Even during many years as an illustrator living on the East Coast, Kenneth Riley engaged his love of history, working as a historical illustrator for such magazines as National Geographic and Life. Then in the late 1960s, an assignment for the Society of Illustrators took him west to paint Yellowstone and Grand Teton National Parks. Soon afterward he moved to Tucson, AZ, and turned to fine art, merging his fascination with the western landscape and our country’s past. Over the years, Riley has earned many top awards, including best of show from the Cowboy Artists of America and the National Academy of Western Art’s Prix de West.
Born: Waverly, MO, 1919.
Resides: Montecito, CA (after many years in Tucson).
Proudest accomplishment: Artistically, probably winning the Prix de West. Also, I was a founding member of NAWA (the National Academy of Western Art) in 1973.

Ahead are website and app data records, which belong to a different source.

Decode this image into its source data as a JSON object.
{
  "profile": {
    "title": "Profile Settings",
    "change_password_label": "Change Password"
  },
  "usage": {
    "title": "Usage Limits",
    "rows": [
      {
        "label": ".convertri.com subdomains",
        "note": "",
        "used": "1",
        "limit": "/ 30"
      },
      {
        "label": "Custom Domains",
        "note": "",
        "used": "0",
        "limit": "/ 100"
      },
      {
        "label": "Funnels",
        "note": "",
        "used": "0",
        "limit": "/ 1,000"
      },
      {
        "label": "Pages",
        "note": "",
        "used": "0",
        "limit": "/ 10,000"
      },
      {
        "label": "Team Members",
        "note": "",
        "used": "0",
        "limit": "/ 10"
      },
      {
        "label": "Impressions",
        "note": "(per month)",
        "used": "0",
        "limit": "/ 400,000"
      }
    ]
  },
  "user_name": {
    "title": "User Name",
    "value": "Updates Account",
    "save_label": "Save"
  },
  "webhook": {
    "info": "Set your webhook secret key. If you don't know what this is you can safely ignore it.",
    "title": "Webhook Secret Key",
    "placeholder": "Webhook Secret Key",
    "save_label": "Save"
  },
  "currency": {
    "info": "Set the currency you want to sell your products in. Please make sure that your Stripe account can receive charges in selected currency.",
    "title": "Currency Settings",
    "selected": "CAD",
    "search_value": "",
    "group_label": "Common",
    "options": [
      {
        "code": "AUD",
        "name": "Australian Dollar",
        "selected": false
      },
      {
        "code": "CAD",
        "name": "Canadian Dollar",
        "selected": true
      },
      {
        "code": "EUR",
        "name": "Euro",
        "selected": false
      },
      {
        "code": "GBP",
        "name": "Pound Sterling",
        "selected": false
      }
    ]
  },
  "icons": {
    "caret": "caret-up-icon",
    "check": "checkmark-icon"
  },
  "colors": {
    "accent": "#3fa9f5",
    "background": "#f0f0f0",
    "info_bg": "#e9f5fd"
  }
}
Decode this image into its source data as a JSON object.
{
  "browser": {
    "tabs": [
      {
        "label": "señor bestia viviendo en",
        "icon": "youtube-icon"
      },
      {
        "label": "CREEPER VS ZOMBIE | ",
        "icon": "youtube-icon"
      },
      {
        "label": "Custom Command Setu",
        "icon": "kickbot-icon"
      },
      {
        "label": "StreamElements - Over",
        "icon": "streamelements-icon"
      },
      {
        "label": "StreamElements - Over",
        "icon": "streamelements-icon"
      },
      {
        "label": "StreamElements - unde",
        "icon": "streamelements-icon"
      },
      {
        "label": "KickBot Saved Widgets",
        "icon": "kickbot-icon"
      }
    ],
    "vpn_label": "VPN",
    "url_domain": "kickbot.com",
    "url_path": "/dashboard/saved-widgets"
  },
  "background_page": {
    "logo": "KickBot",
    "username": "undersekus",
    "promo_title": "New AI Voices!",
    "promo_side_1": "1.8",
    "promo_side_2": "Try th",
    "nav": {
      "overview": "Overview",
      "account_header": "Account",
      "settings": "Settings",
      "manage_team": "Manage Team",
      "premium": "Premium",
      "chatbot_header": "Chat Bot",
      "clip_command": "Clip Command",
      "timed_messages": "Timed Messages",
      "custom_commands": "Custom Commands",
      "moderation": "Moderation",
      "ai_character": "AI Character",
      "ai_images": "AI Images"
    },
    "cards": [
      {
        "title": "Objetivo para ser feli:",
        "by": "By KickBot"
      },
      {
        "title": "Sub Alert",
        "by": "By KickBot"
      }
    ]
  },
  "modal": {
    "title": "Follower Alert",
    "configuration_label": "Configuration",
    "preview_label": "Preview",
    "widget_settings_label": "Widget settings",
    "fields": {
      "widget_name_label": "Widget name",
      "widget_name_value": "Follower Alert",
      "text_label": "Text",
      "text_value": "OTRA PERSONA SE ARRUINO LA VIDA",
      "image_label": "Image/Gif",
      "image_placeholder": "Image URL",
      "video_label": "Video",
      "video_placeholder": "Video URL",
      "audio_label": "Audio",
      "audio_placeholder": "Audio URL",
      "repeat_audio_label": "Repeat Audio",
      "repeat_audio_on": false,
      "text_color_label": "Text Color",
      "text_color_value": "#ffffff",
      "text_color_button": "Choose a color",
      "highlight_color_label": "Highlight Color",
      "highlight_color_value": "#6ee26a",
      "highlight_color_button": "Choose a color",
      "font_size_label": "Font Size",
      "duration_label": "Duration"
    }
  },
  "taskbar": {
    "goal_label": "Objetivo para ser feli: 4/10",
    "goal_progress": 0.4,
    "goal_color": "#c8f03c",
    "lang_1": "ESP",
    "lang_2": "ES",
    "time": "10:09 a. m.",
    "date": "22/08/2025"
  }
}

What would you have done differently in your life? Actually, I was so fortunate to have the opportunity to have a career as an artist, I never looked beyond that. It’s been challenging and wonderful.
Advice to young artists: There are no shortcuts. Learn to draw, draw, draw. Study the greats of art history, but be yourself; don’t be an imitator.
Motto you have lived by over the years: The next picture I paint will be the best I’ve ever done. Of course, it never turns out that way, but at least it’s a starting philosophy when you begin a painting.
|THE TURTLE SHIELD, OIL, 48 X 40|
Biggest misconception about an artist’s life: I think it’s a profession that sounds glamorous, so people think it’s only fun and games. But it involves a lot of hard work.
How has your work changed since starting out? Every stage I’ve been through has had an impact on everything I do. But I hope I’ve come up with a better grasp on color and design and mood.
How has the art market changed? There seem to be broader opportunities for young artists to show their work—more galleries, more art publications, and more collectors interested in western art.
Other interests: Travel, although I’m doing less these days. I still love reading about history, and I love good films.
Recent news: In the last few years my work, both old and new, has been selling in auctions—the Coeur d’Alene Art Auction, Scottsdale Art Auction, and Sotheby’s in New York. That’s been very satisfying.
He is represented by Settlers West Galleries, Tucson, AZ; Morris & Whiteside Galleries, Hilton Head, SC.
Featured in “Legends of Fine Art” in December 2008